Prosecutors Play Secret Footage

Published: June 21, 2012 (Issue # 1713)

The prosecution continued its attempts Tuesday to prove that The Other Russia’s activists on trial in the city were members of the banned National Bolshevik Party (NBP). They did so by playing videos of the activists meetings, held at an apartment on Lesnoi Prospekt in 2009.

Andrei Dmitriyev, the local leader of the Other Russia party in St. Petersburg, Andrei Pesotsky and Alexei Marochkin have been charged with organizing activities of a banned organization and face up to four years in prison. Vladislav Ivakhnik, Andrei Milyuk, Oleg Petrov, Vadim Mamedov, Ravil Bashirov, Roman Khrenov, Alexander Yashin, Alexei Zentsov and Igor Boikov have been charged with participating in such activities and face up to two years in prison.

Dubbed “the Trial of 12,” the proceedings have been criticized as an attempt to silence the opposition.

The prosecution claims that the activists’ meetings were assemblies of the banned NBP, but the videos shown in court so far have given no evidence of that. Shot during seven meetings held in July and August of 2009, they contained mostly the recorded voices of people who could not be seen, as the hidden camera was installed over a door and only the hallway, a window and the door to the room where the meetings were held could be seen.

During the recorded meetings, the unseen speakers discussed author and opposition leader Eduard Limonov’s trips to different Russian cities, protest rallies in Moscow and Gazprom’s controversial Okhta Center skyscraper project, which was abandoned following public protests in December 2010.

Pesotsky’s lawyer, Olga Tseitlina, repeatedly said in court that such videos could not be taken into account as they were obtained as a result of police provocation. The camera-equipped apartment was offered to the activists by an undercover police agent with the aim of gathering NBP members in one place where they could be spied on, according to counter-extremist Center E officer Dmitry Gryaznov. The voices on the tapes could also not be attributed to the defendants because of a lack of proper analysis equipment and specialists to run the tests.

“There are no symbols, no signs, no flags [in the video], the voices are behind the scenes, we can’t determine who they belong to at the moment without a witness being interrogated,” Tseitlina said after the session’s last video was played Tuesday.

“Socially important issues are discussed [in the video], in particular the Gazprom skyscraper project and a resistance strategy against this construction project — there is nothing illegal in that.”

She added that the protests discussed during the meetings were not the ones that the defendants were charged with organizing, and that the meetings themselves were not public assemblies.
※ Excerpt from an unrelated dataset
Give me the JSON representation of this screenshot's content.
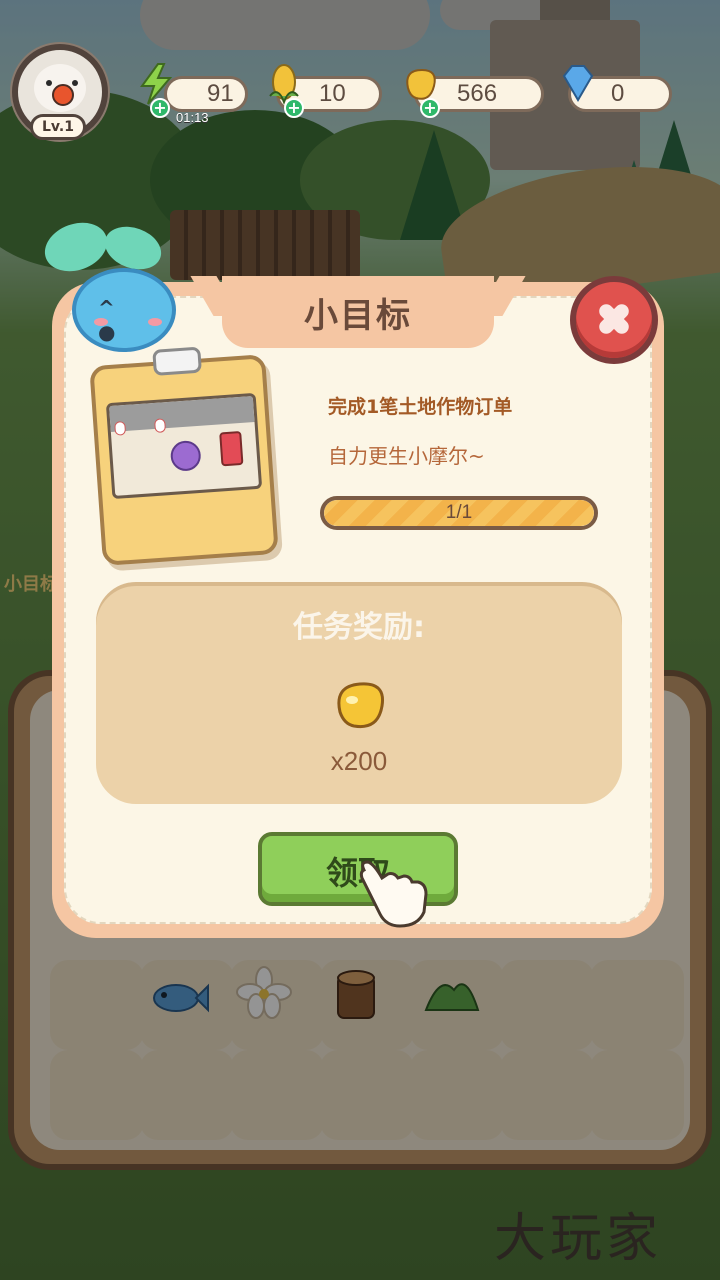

She also added that what was said during the meetings was covered under freedom of speech, which is a guaranteed right under the European Convention on Human Rights and the Russian constitution.

Leave a comment